No Cow Necessary For Plant-Based Milk
Making nondairy milks at home is the natural next step for D.I.Y. baristas.
AMONG THE THINGS that got harder to find in stores at the onset of the pandemic were alternative milks. But the good news is, you don’t need grocery store milk. Plant-based milks like soy, almond or oat milk are easy to make at home. And they can help you cut down your carbon footprint, given that the production of dairy products accounts for almost 4 percent of planet-warming emissions worldwide each year.
If you want to dabble in alternative milk-making, follow this guide.
First, soak a cup of soybeans, almonds or oats in plenty of water overnight. Soy, especially, will grow two or three times in volume, so make sure you do this in a big bowl. In the morning, drain the water, and rinse the soy, almonds or oats. This is especially important if you’re using oats, to prevent the milk from getting slimy and glutinous.
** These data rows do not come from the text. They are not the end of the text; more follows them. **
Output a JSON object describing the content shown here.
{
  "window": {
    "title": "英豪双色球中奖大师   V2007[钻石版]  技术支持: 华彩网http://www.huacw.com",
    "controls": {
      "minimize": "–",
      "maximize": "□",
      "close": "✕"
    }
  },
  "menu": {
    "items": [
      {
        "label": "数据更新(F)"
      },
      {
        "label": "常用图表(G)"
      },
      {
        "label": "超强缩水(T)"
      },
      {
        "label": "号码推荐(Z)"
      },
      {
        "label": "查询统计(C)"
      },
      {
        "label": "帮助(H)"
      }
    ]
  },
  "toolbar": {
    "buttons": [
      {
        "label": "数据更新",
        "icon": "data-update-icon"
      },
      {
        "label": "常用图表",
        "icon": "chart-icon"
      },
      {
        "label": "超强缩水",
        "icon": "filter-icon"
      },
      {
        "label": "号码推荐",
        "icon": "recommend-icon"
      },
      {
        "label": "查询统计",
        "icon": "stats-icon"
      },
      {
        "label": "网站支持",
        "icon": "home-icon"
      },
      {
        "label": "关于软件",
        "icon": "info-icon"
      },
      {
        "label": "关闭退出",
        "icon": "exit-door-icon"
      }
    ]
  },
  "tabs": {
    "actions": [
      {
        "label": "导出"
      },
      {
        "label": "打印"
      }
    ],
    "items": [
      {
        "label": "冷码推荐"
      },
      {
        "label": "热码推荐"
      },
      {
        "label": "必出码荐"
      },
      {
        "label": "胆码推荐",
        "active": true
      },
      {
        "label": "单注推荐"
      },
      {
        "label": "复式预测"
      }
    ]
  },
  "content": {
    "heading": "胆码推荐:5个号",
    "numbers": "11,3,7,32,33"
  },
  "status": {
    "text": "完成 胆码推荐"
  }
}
Then put your soy, almond or oats in a blender, with three cups of water, and blend for about two minutes. Thorough blending will maximize how much milk you can squeeze out. (You can experiment with the amount of water.)
Next, pour out the mixture into a clean cheesecloth and squeeze out the milk. And I mean squeeze and squeeze, until you get the last drops out.
Then, if you’re using soy or almonds, gently heat the milk, but stop before it reaches a boil. I wouldn’t heat the oat milk, which can easily get slimy.
You can add a little sugar or maple syrup to any of the milks, to taste. It should keep in the fridge, covered, for about five days.
You’ll have some pulp left over when you’re done. I use it for baking. When I was growing up in Japan, my mother used to fry up soy pulp, which we call okara, with vegetables. It was delicious.
The last thing to remember: Dairy contains nutrients, like calcium and protein, that are important for bone and muscle health. So take a look at your overall diet if you are going to limit or avoid dairy, to make sure you’re getting enough nutrients from other foods.